"There are many economies -- ones of status, time, information and more -- and the trick is to get people to trade their money for one of them," says Chris Anderson, best-selling author of Free: The Future of a Radical Price (2009). The book examines the advantages of a strategy where products and services are initially given to customers for free, and how businesses can meet these challenges to profit more in the long run. I'd like to add a note about the importance of competitor price monitoring, so retailers always know where they stand in the competitive market and can identify patterns in the market and at competitors' for viewing trends over time.
In this video -- a must-see for anyone who has anything to do with pricing -- presented in 2010 at the RSA (Royal Society for the encouragement of Arts, Manufactures and Commerce), Anderson outlines a dramatic new change in the way he sees our economy functioning… how different companies use the free-to-premium, or freemium models, to not only make money, but often keep customers at a higher rate than fully-paid services:
The main issues addressed by Anderson include, what are the underlying economics of "free" -- and how do you get people to pay for things? We are now in an economy (digital) where marginal costs are zero, so should retailers compete on volume? Should retailers compete on price?
And what are some of the different aspects of "Free"?
Free. Freemium. Sampling, i.e. give away the free, simple version of your software sample, and when it's time to upgrade, the customer will have to pay; and Piracy, which is kind of a forced sampling, i.e. If people are going to use pirated software, Microsoft says let it be our software, so when people do buy, they'll be accustomed to this system and will want to continue using it.

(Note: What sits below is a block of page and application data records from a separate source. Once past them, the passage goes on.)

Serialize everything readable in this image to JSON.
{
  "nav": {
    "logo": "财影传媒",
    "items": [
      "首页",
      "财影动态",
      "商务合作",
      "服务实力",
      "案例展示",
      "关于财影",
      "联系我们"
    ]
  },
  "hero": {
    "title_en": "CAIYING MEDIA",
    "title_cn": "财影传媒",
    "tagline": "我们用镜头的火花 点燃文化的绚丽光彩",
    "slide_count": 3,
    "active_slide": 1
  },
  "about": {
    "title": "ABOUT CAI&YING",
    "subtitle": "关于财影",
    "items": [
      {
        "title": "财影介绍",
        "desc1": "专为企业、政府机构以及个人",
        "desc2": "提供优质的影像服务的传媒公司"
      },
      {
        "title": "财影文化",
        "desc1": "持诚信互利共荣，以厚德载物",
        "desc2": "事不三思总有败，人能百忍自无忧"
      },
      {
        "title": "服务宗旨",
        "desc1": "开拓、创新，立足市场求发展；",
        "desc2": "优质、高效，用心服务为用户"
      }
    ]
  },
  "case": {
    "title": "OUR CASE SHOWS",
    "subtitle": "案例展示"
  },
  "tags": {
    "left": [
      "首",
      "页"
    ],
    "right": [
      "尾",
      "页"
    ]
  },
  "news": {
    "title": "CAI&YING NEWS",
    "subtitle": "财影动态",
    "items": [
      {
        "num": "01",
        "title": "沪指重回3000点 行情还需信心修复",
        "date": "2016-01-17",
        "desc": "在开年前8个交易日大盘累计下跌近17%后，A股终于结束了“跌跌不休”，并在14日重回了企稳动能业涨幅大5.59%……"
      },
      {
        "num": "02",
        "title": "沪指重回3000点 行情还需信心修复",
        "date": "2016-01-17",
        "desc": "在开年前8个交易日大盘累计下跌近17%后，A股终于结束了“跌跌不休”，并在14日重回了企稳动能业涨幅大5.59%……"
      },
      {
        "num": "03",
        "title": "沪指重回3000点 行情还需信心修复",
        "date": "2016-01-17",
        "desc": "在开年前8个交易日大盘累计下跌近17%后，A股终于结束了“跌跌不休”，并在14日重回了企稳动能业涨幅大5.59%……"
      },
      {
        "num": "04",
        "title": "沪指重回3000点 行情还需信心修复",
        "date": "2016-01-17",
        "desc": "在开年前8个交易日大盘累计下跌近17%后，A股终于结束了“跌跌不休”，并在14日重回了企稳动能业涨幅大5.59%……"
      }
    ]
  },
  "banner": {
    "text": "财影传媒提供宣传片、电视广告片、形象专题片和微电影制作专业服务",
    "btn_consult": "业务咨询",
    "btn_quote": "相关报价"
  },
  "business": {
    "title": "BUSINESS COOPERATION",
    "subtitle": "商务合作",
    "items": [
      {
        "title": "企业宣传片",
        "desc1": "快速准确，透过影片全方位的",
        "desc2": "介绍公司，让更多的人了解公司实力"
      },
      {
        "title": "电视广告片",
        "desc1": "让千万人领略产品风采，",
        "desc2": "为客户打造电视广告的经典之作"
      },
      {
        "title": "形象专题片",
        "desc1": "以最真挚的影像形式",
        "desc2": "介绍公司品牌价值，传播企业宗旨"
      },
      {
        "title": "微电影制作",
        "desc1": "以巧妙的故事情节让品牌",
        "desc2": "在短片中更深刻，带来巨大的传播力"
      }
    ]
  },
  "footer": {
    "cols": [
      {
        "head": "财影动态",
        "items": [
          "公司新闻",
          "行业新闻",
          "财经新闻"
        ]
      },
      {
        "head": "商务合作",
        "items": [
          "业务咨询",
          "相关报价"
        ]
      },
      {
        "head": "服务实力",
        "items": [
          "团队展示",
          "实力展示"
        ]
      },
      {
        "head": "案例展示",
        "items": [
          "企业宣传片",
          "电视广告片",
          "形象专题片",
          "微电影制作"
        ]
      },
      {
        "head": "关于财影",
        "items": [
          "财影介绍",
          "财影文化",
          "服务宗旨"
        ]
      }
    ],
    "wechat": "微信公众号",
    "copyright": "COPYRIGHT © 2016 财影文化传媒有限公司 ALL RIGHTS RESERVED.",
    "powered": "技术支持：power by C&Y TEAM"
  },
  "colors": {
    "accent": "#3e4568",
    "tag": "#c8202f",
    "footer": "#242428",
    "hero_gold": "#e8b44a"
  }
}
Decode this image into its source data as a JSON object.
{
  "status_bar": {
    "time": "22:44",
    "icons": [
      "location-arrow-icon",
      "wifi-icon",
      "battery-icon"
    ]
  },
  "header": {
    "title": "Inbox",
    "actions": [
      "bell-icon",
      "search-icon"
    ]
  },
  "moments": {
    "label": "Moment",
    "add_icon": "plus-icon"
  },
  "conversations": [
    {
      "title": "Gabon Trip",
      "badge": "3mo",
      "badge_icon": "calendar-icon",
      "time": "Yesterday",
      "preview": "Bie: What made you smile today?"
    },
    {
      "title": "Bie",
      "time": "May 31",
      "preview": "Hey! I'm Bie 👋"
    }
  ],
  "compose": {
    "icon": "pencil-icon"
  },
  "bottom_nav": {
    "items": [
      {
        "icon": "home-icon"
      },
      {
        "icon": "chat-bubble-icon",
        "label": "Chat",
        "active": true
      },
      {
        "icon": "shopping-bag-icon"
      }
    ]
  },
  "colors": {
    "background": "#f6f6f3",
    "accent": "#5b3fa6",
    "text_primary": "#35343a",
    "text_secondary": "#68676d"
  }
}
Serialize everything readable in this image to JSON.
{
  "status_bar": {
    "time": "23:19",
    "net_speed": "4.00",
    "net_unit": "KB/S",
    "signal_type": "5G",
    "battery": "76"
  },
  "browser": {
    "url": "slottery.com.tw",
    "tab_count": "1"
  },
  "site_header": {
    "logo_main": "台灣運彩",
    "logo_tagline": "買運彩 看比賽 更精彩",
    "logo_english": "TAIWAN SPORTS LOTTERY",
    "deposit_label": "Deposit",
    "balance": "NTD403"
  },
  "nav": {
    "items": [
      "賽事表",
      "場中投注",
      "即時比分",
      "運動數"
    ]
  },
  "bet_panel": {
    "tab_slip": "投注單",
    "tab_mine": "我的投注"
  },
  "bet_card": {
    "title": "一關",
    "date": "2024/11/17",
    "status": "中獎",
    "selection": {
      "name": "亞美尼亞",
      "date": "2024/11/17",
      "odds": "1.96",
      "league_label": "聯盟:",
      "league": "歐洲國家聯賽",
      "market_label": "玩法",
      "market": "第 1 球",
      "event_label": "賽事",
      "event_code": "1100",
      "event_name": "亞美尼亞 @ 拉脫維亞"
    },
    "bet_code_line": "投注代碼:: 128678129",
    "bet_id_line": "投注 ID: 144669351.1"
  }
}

Anderson says you have to find out what business you're really in, e.g. are you selling software or selling service, i.e. diminishing risk of problems in someone's work? Microsoft has figured out that its space is NOT the software. Rather, people are buying peace of mind. They're paying for risk-reduction business, time-saving, not software business. That's how these providers compete with free.
What does free mean for newspapers? Newspapers have learned (or are quickly learning) to give away the front page and exclusive information (free) to get the audience; to get the traffic, and then the newspaper can charge for the very specific information that readers want. This is Anderson's concept of "Give away the head, the popular part, and sell the tail" described in his book, The Long Tail: Why the Future of Business Is Selling Less of More. The book argues that products in low demand or that have a low sales volume can collectively build a better market share than its rivals).
* Figure out what you're selling (time, better quality, less risk, benefit, status).
*The goal is to have the user evolve into a paying customer.
* Figure out what your freemium position is and how much each part is worth.
* Cast the broadest possible net with FREE, then reel in the customers that will pay for what interests them most.
* The narrower the niche, the more you can monetize it.
* Upsell customers on things they value. They're your evangelists, they'll tell others.